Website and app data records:
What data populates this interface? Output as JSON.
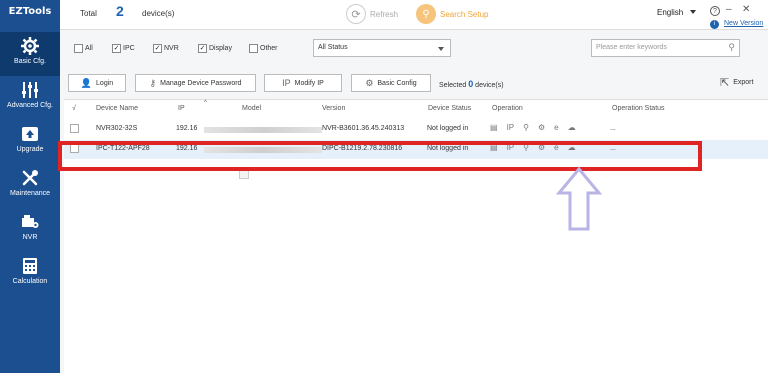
{
  "app": {
    "logo": "EZTools"
  },
  "sidebar": {
    "items": [
      {
        "label": "Basic Cfg.",
        "icon": "gear-icon"
      },
      {
        "label": "Advanced Cfg.",
        "icon": "sliders-icon"
      },
      {
        "label": "Upgrade",
        "icon": "upgrade-icon"
      },
      {
        "label": "Maintenance",
        "icon": "tools-icon"
      },
      {
        "label": "NVR",
        "icon": "nvr-icon"
      },
      {
        "label": "Calculation",
        "icon": "calculator-icon"
      }
    ]
  },
  "topbar": {
    "total_label": "Total",
    "total_count": "2",
    "devices_label": "device(s)",
    "refresh_label": "Refresh",
    "search_setup_label": "Search Setup",
    "language": "English",
    "new_version": "New Version"
  },
  "filters": {
    "checkboxes": [
      {
        "label": "All",
        "checked": false
      },
      {
        "label": "IPC",
        "checked": true
      },
      {
        "label": "NVR",
        "checked": true
      },
      {
        "label": "Display",
        "checked": true
      },
      {
        "label": "Other",
        "checked": false
      }
    ],
    "status_value": "All Status",
    "search_placeholder": "Please enter keywords"
  },
  "toolbar": {
    "login": "Login",
    "manage_password": "Manage Device Password",
    "modify_ip": "Modify IP",
    "basic_config": "Basic Config",
    "selected_label": "Selected",
    "selected_count": "0",
    "selected_suffix": "device(s)",
    "export": "Export"
  },
  "table": {
    "headers": {
      "check": "√",
      "device_name": "Device Name",
      "ip": "IP",
      "model": "Model",
      "version": "Version",
      "device_status": "Device Status",
      "operation": "Operation",
      "operation_status": "Operation Status"
    },
    "rows": [
      {
        "device_name": "NVR302-32S",
        "ip": "192.16",
        "version": "NVR-B3601.36.45.240313",
        "device_status": "Not logged in",
        "operation_status": "..."
      },
      {
        "device_name": "IPC-T122-APF28",
        "ip": "192.16",
        "version": "DIPC-B1219.2.78.230816",
        "device_status": "Not logged in",
        "operation_status": "..."
      }
    ],
    "operation_icons": [
      "document-icon",
      "ip-icon",
      "wrench-icon",
      "gear-icon",
      "browser-icon",
      "cloud-icon"
    ]
  },
  "colors": {
    "sidebar": "#1b4f8f",
    "accent": "#1e62b0",
    "highlight_box": "#e02424",
    "arrow": "#b9b4e6"
  }
}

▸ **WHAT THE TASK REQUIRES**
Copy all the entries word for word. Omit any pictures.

▸ **OUTPUT FOR THIS TASK**
What data populates this interface? Output as JSON.
{
  "app": {
    "logo": "EZTools"
  },
  "sidebar": {
    "items": [
      {
        "label": "Basic Cfg.",
        "icon": "gear-icon"
      },
      {
        "label": "Advanced Cfg.",
        "icon": "sliders-icon"
      },
      {
        "label": "Upgrade",
        "icon": "upgrade-icon"
      },
      {
        "label": "Maintenance",
        "icon": "tools-icon"
      },
      {
        "label": "NVR",
        "icon": "nvr-icon"
      },
      {
        "label": "Calculation",
        "icon": "calculator-icon"
      }
    ]
  },
  "topbar": {
    "total_label": "Total",
    "total_count": "2",
    "devices_label": "device(s)",
    "refresh_label": "Refresh",
    "search_setup_label": "Search Setup",
    "language": "English",
    "new_version": "New Version"
  },
  "filters": {
    "checkboxes": [
      {
        "label": "All",
        "checked": false
      },
      {
        "label": "IPC",
        "checked": true
      },
      {
        "label": "NVR",
        "checked": true
      },
      {
        "label": "Display",
        "checked": true
      },
      {
        "label": "Other",
        "checked": false
      }
    ],
    "status_value": "All Status",
    "search_placeholder": "Please enter keywords"
  },
  "toolbar": {
    "login": "Login",
    "manage_password": "Manage Device Password",
    "modify_ip": "Modify IP",
    "basic_config": "Basic Config",
    "selected_label": "Selected",
    "selected_count": "0",
    "selected_suffix": "device(s)",
    "export": "Export"
  },
  "table": {
    "headers": {
      "check": "√",
      "device_name": "Device Name",
      "ip": "IP",
      "model": "Model",
      "version": "Version",
      "device_status": "Device Status",
      "operation": "Operation",
      "operation_status": "Operation Status"
    },
    "rows": [
      {
        "device_name": "NVR302-32S",
        "ip": "192.16",
        "version": "NVR-B3601.36.45.240313",
        "device_status": "Not logged in",
        "operation_status": "..."
      },
      {
        "device_name": "IPC-T122-APF28",
        "ip": "192.16",
        "version": "DIPC-B1219.2.78.230816",
        "device_status": "Not logged in",
        "operation_status": "..."
      }
    ],
    "operation_icons": [
      "document-icon",
      "ip-icon",
      "wrench-icon",
      "gear-icon",
      "browser-icon",
      "cloud-icon"
    ]
  },
  "colors": {
    "sidebar": "#1b4f8f",
    "accent": "#1e62b0",
    "highlight_box": "#e02424",
    "arrow": "#b9b4e6"
  }
}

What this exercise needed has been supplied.